Exercise directions:
Below are records to repeat exactly; do not include any pictures.

Supplied data:

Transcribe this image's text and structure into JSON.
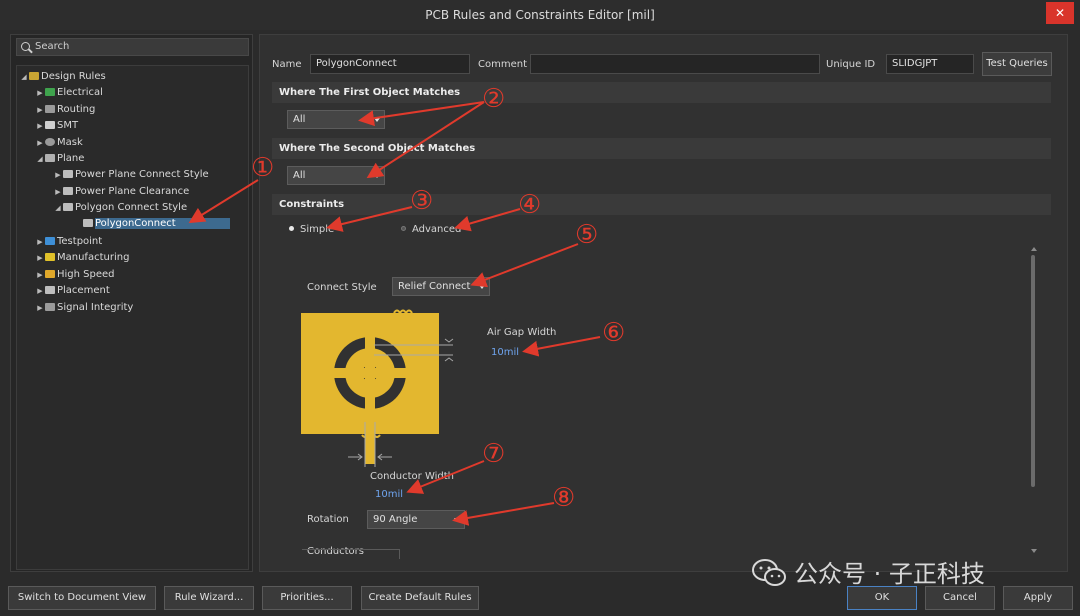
{
  "window": {
    "title": "PCB Rules and Constraints Editor [mil]",
    "close_glyph": "✕"
  },
  "search": {
    "placeholder": "Search"
  },
  "tree": {
    "root": "Design Rules",
    "items": [
      {
        "label": "Electrical",
        "icon": "electrical-icon",
        "color": "#3fa34d"
      },
      {
        "label": "Routing",
        "icon": "routing-icon",
        "color": "#9a9a9a"
      },
      {
        "label": "SMT",
        "icon": "smt-icon",
        "color": "#cfcfcf"
      },
      {
        "label": "Mask",
        "icon": "mask-icon",
        "color": "#9a9a9a"
      },
      {
        "label": "Plane",
        "icon": "plane-icon",
        "color": "#b0b0b0"
      },
      {
        "label": "Power Plane Connect Style",
        "icon": "rule-icon",
        "color": "#bdbdbd"
      },
      {
        "label": "Power Plane Clearance",
        "icon": "rule-icon",
        "color": "#bdbdbd"
      },
      {
        "label": "Polygon Connect Style",
        "icon": "rule-icon",
        "color": "#bdbdbd"
      },
      {
        "label": "PolygonConnect",
        "icon": "rule-icon",
        "color": "#bdbdbd"
      },
      {
        "label": "Testpoint",
        "icon": "testpoint-icon",
        "color": "#3e8fd6"
      },
      {
        "label": "Manufacturing",
        "icon": "manufacturing-icon",
        "color": "#e0c12a"
      },
      {
        "label": "High Speed",
        "icon": "high-speed-icon",
        "color": "#e0a82a"
      },
      {
        "label": "Placement",
        "icon": "placement-icon",
        "color": "#bdbdbd"
      },
      {
        "label": "Signal Integrity",
        "icon": "signal-integrity-icon",
        "color": "#9a9a9a"
      }
    ]
  },
  "rule": {
    "name_label": "Name",
    "name_value": "PolygonConnect",
    "comment_label": "Comment",
    "comment_value": "",
    "uid_label": "Unique ID",
    "uid_value": "SLIDGJPT",
    "test_queries": "Test Queries"
  },
  "sections": {
    "first": "Where The First Object Matches",
    "second": "Where The Second Object Matches",
    "constraints": "Constraints"
  },
  "first_match": "All",
  "second_match": "All",
  "mode": {
    "simple": "Simple",
    "advanced": "Advanced",
    "selected": "simple"
  },
  "connect_style": {
    "label": "Connect Style",
    "value": "Relief Connect"
  },
  "air_gap": {
    "label": "Air Gap Width",
    "value": "10mil"
  },
  "conductor_width": {
    "label": "Conductor Width",
    "value": "10mil"
  },
  "rotation": {
    "label": "Rotation",
    "value": "90 Angle"
  },
  "conductors": {
    "label": "Conductors"
  },
  "footer": {
    "switch": "Switch to Document View",
    "wizard": "Rule Wizard...",
    "priorities": "Priorities...",
    "defaults": "Create Default Rules",
    "ok": "OK",
    "cancel": "Cancel",
    "apply": "Apply"
  },
  "annotations": [
    "①",
    "②",
    "③",
    "④",
    "⑤",
    "⑥",
    "⑦",
    "⑧"
  ],
  "watermark": "公众号 · 子正科技",
  "colors": {
    "pad": "#e3b72f",
    "annotation": "#e03a2c",
    "link": "#6fa4ee",
    "selection": "#3d6a8f"
  }
}
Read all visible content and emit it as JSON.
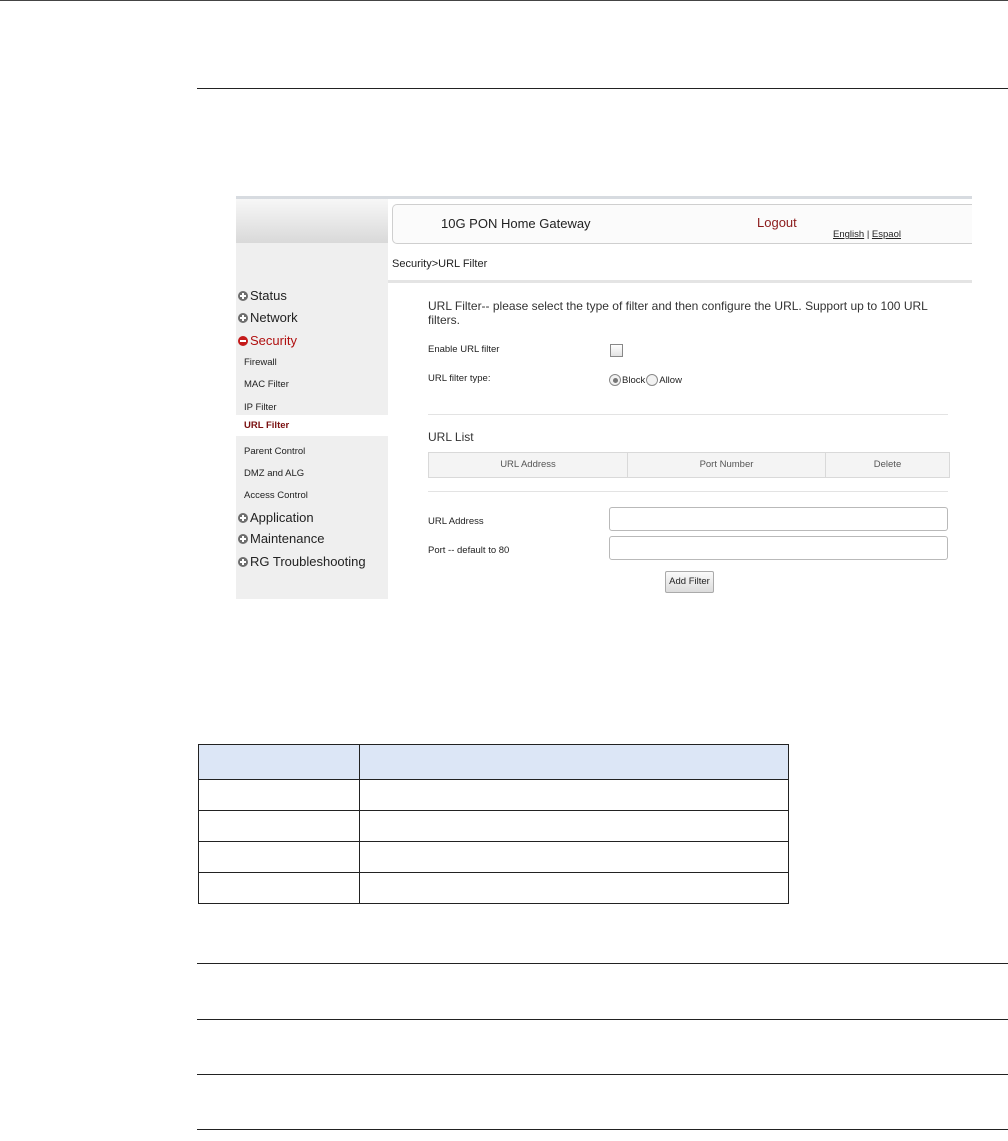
{
  "gateway": {
    "title": "10G PON Home Gateway",
    "logout": "Logout",
    "lang_english": "English",
    "lang_separator": "|",
    "lang_espanol": "Espaol"
  },
  "sidebar": {
    "top": [
      {
        "label": "Status"
      },
      {
        "label": "Network"
      },
      {
        "label": "Security"
      },
      {
        "label": "Application"
      },
      {
        "label": "Maintenance"
      },
      {
        "label": "RG Troubleshooting"
      }
    ],
    "security_sub": [
      {
        "label": "Firewall"
      },
      {
        "label": "MAC Filter"
      },
      {
        "label": "IP Filter"
      },
      {
        "label": "URL Filter"
      },
      {
        "label": "Parent Control"
      },
      {
        "label": "DMZ and ALG"
      },
      {
        "label": "Access Control"
      }
    ]
  },
  "breadcrumb": "Security>URL Filter",
  "content": {
    "intro": "URL Filter-- please select the type of filter and then configure the URL. Support up to 100 URL filters.",
    "enable_label": "Enable URL filter",
    "enable_checked": false,
    "type_label": "URL filter type:",
    "type_options": [
      "Block",
      "Allow"
    ],
    "type_selected": "Block",
    "url_list_title": "URL List",
    "list_columns": [
      "URL Address",
      "Port Number",
      "Delete"
    ],
    "url_address_label": "URL Address",
    "url_address_value": "",
    "port_label": "Port -- default to 80",
    "port_value": "",
    "add_button": "Add Filter"
  },
  "lower_table": {
    "rows": 5,
    "columns": 2
  }
}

Finished exercise:
Transcribe this image's text and structure into JSON.
{
  "window": {
    "title": "PCB Rules and Constraints Editor [mil]",
    "close_glyph": "✕"
  },
  "search": {
    "placeholder": "Search"
  },
  "tree": {
    "root": "Design Rules",
    "items": [
      {
        "label": "Electrical",
        "icon": "electrical-icon",
        "color": "#3fa34d"
      },
      {
        "label": "Routing",
        "icon": "routing-icon",
        "color": "#9a9a9a"
      },
      {
        "label": "SMT",
        "icon": "smt-icon",
        "color": "#cfcfcf"
      },
      {
        "label": "Mask",
        "icon": "mask-icon",
        "color": "#9a9a9a"
      },
      {
        "label": "Plane",
        "icon": "plane-icon",
        "color": "#b0b0b0"
      },
      {
        "label": "Power Plane Connect Style",
        "icon": "rule-icon",
        "color": "#bdbdbd"
      },
      {
        "label": "Power Plane Clearance",
        "icon": "rule-icon",
        "color": "#bdbdbd"
      },
      {
        "label": "Polygon Connect Style",
        "icon": "rule-icon",
        "color": "#bdbdbd"
      },
      {
        "label": "PolygonConnect",
        "icon": "rule-icon",
        "color": "#bdbdbd"
      },
      {
        "label": "Testpoint",
        "icon": "testpoint-icon",
        "color": "#3e8fd6"
      },
      {
        "label": "Manufacturing",
        "icon": "manufacturing-icon",
        "color": "#e0c12a"
      },
      {
        "label": "High Speed",
        "icon": "high-speed-icon",
        "color": "#e0a82a"
      },
      {
        "label": "Placement",
        "icon": "placement-icon",
        "color": "#bdbdbd"
      },
      {
        "label": "Signal Integrity",
        "icon": "signal-integrity-icon",
        "color": "#9a9a9a"
      }
    ]
  },
  "rule": {
    "name_label": "Name",
    "name_value": "PolygonConnect",
    "comment_label": "Comment",
    "comment_value": "",
    "uid_label": "Unique ID",
    "uid_value": "SLIDGJPT",
    "test_queries": "Test Queries"
  },
  "sections": {
    "first": "Where The First Object Matches",
    "second": "Where The Second Object Matches",
    "constraints": "Constraints"
  },
  "first_match": "All",
  "second_match": "All",
  "mode": {
    "simple": "Simple",
    "advanced": "Advanced",
    "selected": "simple"
  },
  "connect_style": {
    "label": "Connect Style",
    "value": "Relief Connect"
  },
  "air_gap": {
    "label": "Air Gap Width",
    "value": "10mil"
  },
  "conductor_width": {
    "label": "Conductor Width",
    "value": "10mil"
  },
  "rotation": {
    "label": "Rotation",
    "value": "90 Angle"
  },
  "conductors": {
    "label": "Conductors"
  },
  "footer": {
    "switch": "Switch to Document View",
    "wizard": "Rule Wizard...",
    "priorities": "Priorities...",
    "defaults": "Create Default Rules",
    "ok": "OK",
    "cancel": "Cancel",
    "apply": "Apply"
  },
  "annotations": [
    "①",
    "②",
    "③",
    "④",
    "⑤",
    "⑥",
    "⑦",
    "⑧"
  ],
  "watermark": "公众号 · 子正科技",
  "colors": {
    "pad": "#e3b72f",
    "annotation": "#e03a2c",
    "link": "#6fa4ee",
    "selection": "#3d6a8f"
  }
}
Read all visible content and emit it as JSON.
{
  "gateway": {
    "title": "10G PON Home Gateway",
    "logout": "Logout",
    "lang_english": "English",
    "lang_separator": "|",
    "lang_espanol": "Espaol"
  },
  "sidebar": {
    "top": [
      {
        "label": "Status"
      },
      {
        "label": "Network"
      },
      {
        "label": "Security"
      },
      {
        "label": "Application"
      },
      {
        "label": "Maintenance"
      },
      {
        "label": "RG Troubleshooting"
      }
    ],
    "security_sub": [
      {
        "label": "Firewall"
      },
      {
        "label": "MAC Filter"
      },
      {
        "label": "IP Filter"
      },
      {
        "label": "URL Filter"
      },
      {
        "label": "Parent Control"
      },
      {
        "label": "DMZ and ALG"
      },
      {
        "label": "Access Control"
      }
    ]
  },
  "breadcrumb": "Security>URL Filter",
  "content": {
    "intro": "URL Filter-- please select the type of filter and then configure the URL. Support up to 100 URL filters.",
    "enable_label": "Enable URL filter",
    "enable_checked": false,
    "type_label": "URL filter type:",
    "type_options": [
      "Block",
      "Allow"
    ],
    "type_selected": "Block",
    "url_list_title": "URL List",
    "list_columns": [
      "URL Address",
      "Port Number",
      "Delete"
    ],
    "url_address_label": "URL Address",
    "url_address_value": "",
    "port_label": "Port -- default to 80",
    "port_value": "",
    "add_button": "Add Filter"
  },
  "lower_table": {
    "rows": 5,
    "columns": 2
  }
}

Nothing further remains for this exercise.